Then there was the generations of John Maduka, Ernest Mtawali and Patrick Mabedi in the 90s and into the 2000s. They always gave Zimbabwe a good run for their money.
Warriors coach Norman Mapeza may not have forgotten how the Flames ruined Zimbabwe’s 1996 AFCON qualification campaign after losing 1-3 at Chichiri Stadium before drawing 1-1 at home in the group matches. Mapeza played in both games.
But from 2001, things changed and Zimbabwe now have a slight upper-hand in the head-to-head statistics. The Warriors have won 20 games, lost 18 and have drawn 19 ahead of tomorrow’s clash.
The Warriors have been clearly dominant in the last 20 years. They have only lost three times to their opponents since the back-to-back wins in the 2002 FIFA World Cup qualifiers, having met 19 times since then.
Zimbabwe beat Malawi 2-0, courtesy of goals from Benjani Mwaruwari and Edzai Kasinauyo at the National Sports Stadium, to begin the process of reclaiming the bragging rights in March 2001.
Then Master Masuku grabbed a late second half goal at Chichiri to advance Zimbabwe’s cause but the Warriors came four points short at the end of the campaign as group leaders South Africa progressed to the finals of the global football showcase.
Many more games were played in-between, with Zimbabwe dominating.
Against the odds, the Warriors performed a smash grab on their opponents in 2015 when Khama Billiat and Cuthbert Malajila, two players who can trace their ancestry back to Malawi, helped Zimbabwe to a 2-1 win under difficult conditions.
The team, then under Callisto Pasuwa, had made the infamous road trip to Malawi by bus and arrived just in time for the kick-off.
The return leg was a no contest, with Billiat, Malajila and Knowledge Musona on target in the 3-0 thrashing as Zimbabwe made their way to the 2017 AFCON finals held in Gabon.
That was the last time they met in a serious international football competition, before last year’s COSAFA Cup group match which ended in a goalless stalemate.
Zimbabwe and Malawi will meet for the first time at the AFCON finals tomorrow. The Warriors, though, are gracing the event for the fifth time while Malawi, who were last at the 2010 edition, are making a third appearance.
Knowledge Musona, Teenage Hadebe, Onismor Bhasera, Bruce Kangwa, Alec Mudimu and Kuda Mahachi have previous AFCON tournament experience. They narrowly lost 0-1 to Senegal in the opening encounter.

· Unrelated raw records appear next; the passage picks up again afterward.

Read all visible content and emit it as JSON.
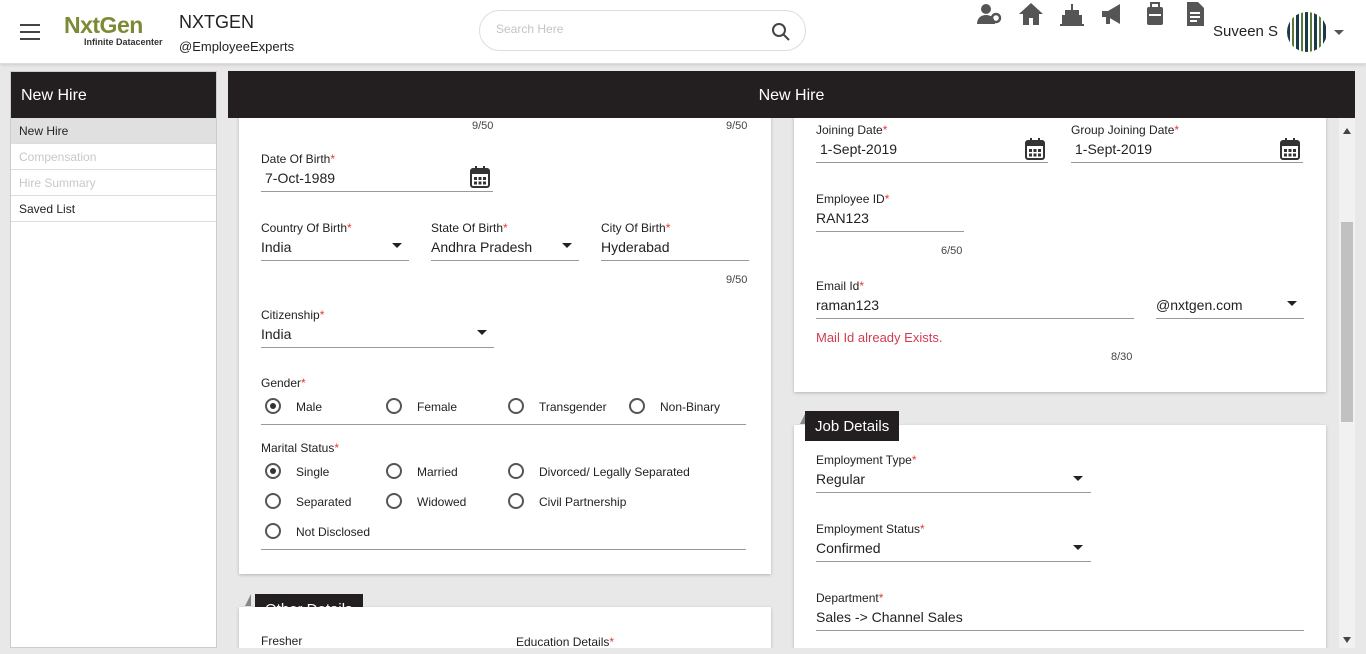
{
  "header": {
    "logo_main": "NxtGen",
    "logo_sub": "Infinite Datacenter",
    "company_name": "NXTGEN",
    "company_handle": "@EmployeeExperts",
    "search_placeholder": "Search Here",
    "user_name": "Suveen S",
    "icons": [
      "people-settings-icon",
      "home-icon",
      "birthday-cake-icon",
      "megaphone-icon",
      "suitcase-icon",
      "document-icon"
    ]
  },
  "sidebar": {
    "title": "New Hire",
    "items": [
      {
        "label": "New Hire",
        "state": "active"
      },
      {
        "label": "Compensation",
        "state": "disabled"
      },
      {
        "label": "Hire Summary",
        "state": "disabled"
      },
      {
        "label": "Saved List",
        "state": "normal"
      }
    ]
  },
  "main": {
    "title": "New Hire"
  },
  "personal": {
    "counter_top_left": "9/50",
    "counter_top_right": "9/50",
    "dob_label": "Date Of Birth",
    "dob_value": "7-Oct-1989",
    "country_label": "Country Of Birth",
    "country_value": "India",
    "state_label": "State Of Birth",
    "state_value": "Andhra Pradesh",
    "city_label": "City Of Birth",
    "city_value": "Hyderabad",
    "city_counter": "9/50",
    "citizenship_label": "Citizenship",
    "citizenship_value": "India",
    "gender_label": "Gender",
    "gender_options": [
      "Male",
      "Female",
      "Transgender",
      "Non-Binary"
    ],
    "gender_selected": "Male",
    "marital_label": "Marital Status",
    "marital_options": [
      "Single",
      "Married",
      "Divorced/ Legally Separated",
      "Separated",
      "Widowed",
      "Civil Partnership",
      "Not Disclosed"
    ],
    "marital_selected": "Single"
  },
  "other_details": {
    "section_title": "Other Details",
    "fresher_label": "Fresher",
    "education_label": "Education Details"
  },
  "employment": {
    "joining_label": "Joining Date",
    "joining_value": "1-Sept-2019",
    "group_joining_label": "Group Joining Date",
    "group_joining_value": "1-Sept-2019",
    "emp_id_label": "Employee ID",
    "emp_id_value": "RAN123",
    "emp_id_counter": "6/50",
    "email_label": "Email Id",
    "email_value": "raman123",
    "email_domain": "@nxtgen.com",
    "email_error": "Mail Id already Exists.",
    "email_counter": "8/30"
  },
  "job_details": {
    "section_title": "Job Details",
    "type_label": "Employment Type",
    "type_value": "Regular",
    "status_label": "Employment Status",
    "status_value": "Confirmed",
    "dept_label": "Department",
    "dept_value": "Sales -> Channel Sales"
  },
  "colors": {
    "dark_header": "#231f20",
    "brand_green": "#7b8b35",
    "required_red": "#e53935",
    "error_red": "#d23b53"
  }
}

Malawi also fell to Guinea by an identical score line. The Flames played without defender Stanley Sanudi, midfielders Robin Ngalande, Chikoti Chirwa and Charles Petro and striker Frank ‘’Gabadinho’’ Mhango as well as head of technical panel Mario Marian Marinica who were in isolation after testing positive.
But they have boosted their pool after calling for reinforcements ahead of tomorrow’s encounter.